Absolutely. They collected and recorded everything they possibly could that was there. And whether it was the buildings and the use of the buildings and the industries, whether it was facilities such as railways or utilities, or whether it was natural resources—timbers and minerals and so on—the important thing was that as much information as could be was recorded on the maps, because it’s all going to be useful information. It’s all going to be what you need to know when you’re responsible for this landscape and terrain. It’s kind of like a summary. We called it a “Wikipedia.”
A huge amount of the analysis of these maps comes from comparing them to other maps, and using that to figure out where the Soviet maps were compiled from. Did you do all of this manually by yourselves, or had anyone else made these comparisons and arrived at some of these conclusions before?

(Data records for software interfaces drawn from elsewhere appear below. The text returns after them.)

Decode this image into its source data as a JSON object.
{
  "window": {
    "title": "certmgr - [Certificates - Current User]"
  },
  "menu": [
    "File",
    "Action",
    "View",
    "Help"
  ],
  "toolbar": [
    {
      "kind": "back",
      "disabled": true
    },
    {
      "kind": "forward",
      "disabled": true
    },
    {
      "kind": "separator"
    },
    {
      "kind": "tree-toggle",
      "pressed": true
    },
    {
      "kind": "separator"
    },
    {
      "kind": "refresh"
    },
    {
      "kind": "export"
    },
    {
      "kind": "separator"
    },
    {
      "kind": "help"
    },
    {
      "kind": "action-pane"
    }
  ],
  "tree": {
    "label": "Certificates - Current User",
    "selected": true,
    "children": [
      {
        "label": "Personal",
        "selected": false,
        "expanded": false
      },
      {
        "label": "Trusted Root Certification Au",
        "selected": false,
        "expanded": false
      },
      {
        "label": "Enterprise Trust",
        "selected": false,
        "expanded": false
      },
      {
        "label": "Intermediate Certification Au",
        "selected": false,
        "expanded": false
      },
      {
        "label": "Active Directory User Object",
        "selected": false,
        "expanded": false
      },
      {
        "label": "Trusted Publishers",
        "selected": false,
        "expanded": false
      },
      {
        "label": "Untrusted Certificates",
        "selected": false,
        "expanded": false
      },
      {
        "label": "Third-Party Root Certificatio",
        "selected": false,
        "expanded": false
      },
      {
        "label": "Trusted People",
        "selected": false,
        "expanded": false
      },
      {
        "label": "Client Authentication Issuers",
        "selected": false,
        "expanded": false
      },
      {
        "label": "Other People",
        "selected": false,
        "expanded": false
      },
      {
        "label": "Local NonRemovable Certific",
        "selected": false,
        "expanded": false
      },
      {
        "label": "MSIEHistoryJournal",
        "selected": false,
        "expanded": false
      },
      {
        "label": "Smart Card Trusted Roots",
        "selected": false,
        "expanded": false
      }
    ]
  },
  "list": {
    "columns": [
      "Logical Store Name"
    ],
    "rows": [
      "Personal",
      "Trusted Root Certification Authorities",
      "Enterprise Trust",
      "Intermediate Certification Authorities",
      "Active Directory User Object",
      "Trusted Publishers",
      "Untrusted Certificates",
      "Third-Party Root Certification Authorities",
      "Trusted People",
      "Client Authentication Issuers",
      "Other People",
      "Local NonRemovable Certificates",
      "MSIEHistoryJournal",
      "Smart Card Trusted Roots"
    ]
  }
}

That’s what we did. When I started looking at them, I realized that to make sense of them you have to compare them to native mapping [of their era]. You might look for discrepancies or anomalies, but they’re quite limited in what you can happen to spot. So what you need to do is find the latest native mapping, local mapping, of that time. The first question you would look at is: Is the Soviet map as up to date as the local map, or is it, in fact, more up to date? Quite often the Russian maps showed new developments not yet appearing on the latest local maps, so immediately you know the local map wasn’t the only source of information. That tells us that presumably satellite imagery or people on the ground [were used].

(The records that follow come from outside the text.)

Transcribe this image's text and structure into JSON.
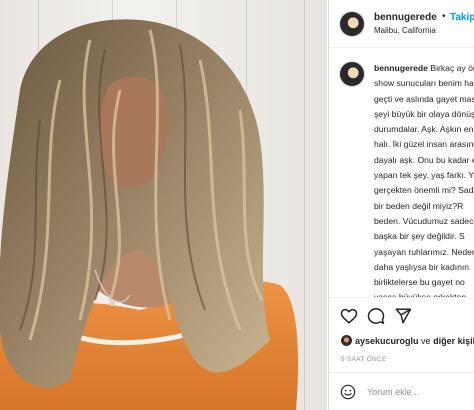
{
  "post": {
    "username": "bennugerede",
    "follow_label": "Takip",
    "dot": "•",
    "location": "Malibu, California"
  },
  "caption": {
    "username": "bennugerede",
    "text": "Birkaç ay önce bir talk show sunucuları benim hakkımda konuş\ngeçti ve aslında gayet masum olan bi\nşeyi büyük bir olaya dönüştürüp ne\ndurumdalar. Aşk. Aşkın en güzel, en\nhalı. İki güzel insan arasında samimi\ndayalı aşk. Onu bu kadar eleştirme\nyapan tek şey. yaş farkı. Yaş farkı\ngerçekten önemli mi? Sadece yaşla\nbir beden değil miyiz?R\nbeden. Vücudumuz sadece bir\nbaşka bir şey değildir. S\nyaşayan ruhlarımız. Neden\ndaha yaşlıysa bir kadının\nbirliktelerse bu gayet no\nyaşça büyükse erkekten\nskandaldır? Bu sana nası\nediyor? Yolları kesişen v\nbir yolculuk yaşayan iki"
  },
  "likes": {
    "user": "aysekucuroglu",
    "connector": "ve",
    "others": "diğer kişiler"
  },
  "timestamp": "5 SAAT ÖNCE",
  "comment": {
    "placeholder": "Yorum ekle..."
  },
  "icons": {
    "like": "heart-icon",
    "comment": "comment-icon",
    "share": "paper-plane-icon",
    "emoji": "smiley-icon"
  },
  "colors": {
    "follow": "#0095f6",
    "text": "#262626",
    "muted": "#8e8e8e",
    "border": "#dbdbdb",
    "sweater": "#e88a3a"
  }
}
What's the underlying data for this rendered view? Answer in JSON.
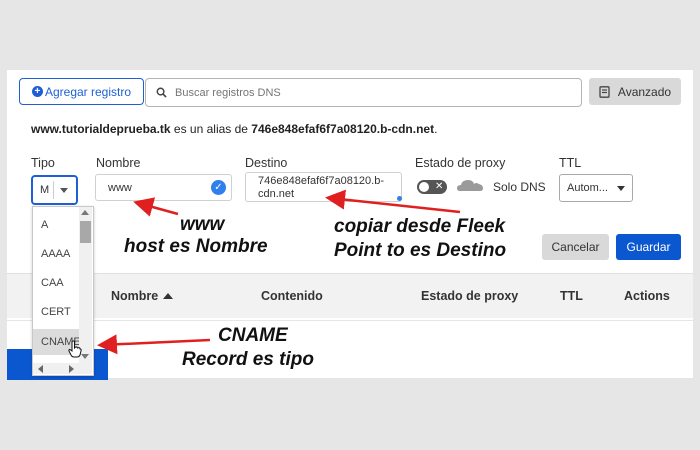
{
  "toolbar": {
    "add_label": "Agregar registro",
    "search_placeholder": "Buscar registros DNS",
    "advanced_label": "Avanzado"
  },
  "alias": {
    "domain": "www.tutorialdeprueba.tk",
    "middle": " es un alias de ",
    "target": "746e848efaf6f7a08120.b-cdn.net",
    "end": "."
  },
  "form": {
    "tipo_label": "Tipo",
    "nombre_label": "Nombre",
    "destino_label": "Destino",
    "proxy_label": "Estado de proxy",
    "ttl_label": "TTL",
    "tipo_value": "M",
    "nombre_value": "www",
    "destino_line1": "746e848efaf6f7a08120.b-",
    "destino_line2": "cdn.net",
    "proxy_value": "Solo DNS",
    "ttl_value": "Autom...",
    "cancel_label": "Cancelar",
    "save_label": "Guardar"
  },
  "table": {
    "columns": [
      "Nombre",
      "Contenido",
      "Estado de proxy",
      "TTL",
      "Actions"
    ]
  },
  "dropdown": {
    "options": [
      "A",
      "AAAA",
      "CAA",
      "CERT",
      "CNAME"
    ]
  },
  "annotations": {
    "www_line1": "www",
    "www_line2": "host es Nombre",
    "fleek_line1": "copiar desde Fleek",
    "fleek_line2": "Point to es Destino",
    "cname_line1": "CNAME",
    "cname_line2": "Record es tipo"
  },
  "colors": {
    "accent": "#1f5fd6",
    "save": "#0b57d0",
    "arrow": "#e02020"
  }
}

And then, of course, there’s all the information that never appears on maps, such as whether a railway is electrified or not, or what is the production in a particular factory, or what is the carrying capacity of a bridge. So there’s all kinds of information that had to come from other sources. It got more and more fascinating when you’d look at a feature or a piece of information and you couldn’t trace it back. And that was why we called the book a detective story. It was like forensic science.
Zach Mortice is a Chicago-based design journalist who focuses on landscape architecture and architecture. You can follow him on Twitter and Instagram.
2 thoughts on “Beyond the Iron Curtain, a Red Landscape”
I am yet to travel to the former Soviet Union. It is a place of great interest to me and I very much enjoyed reading your article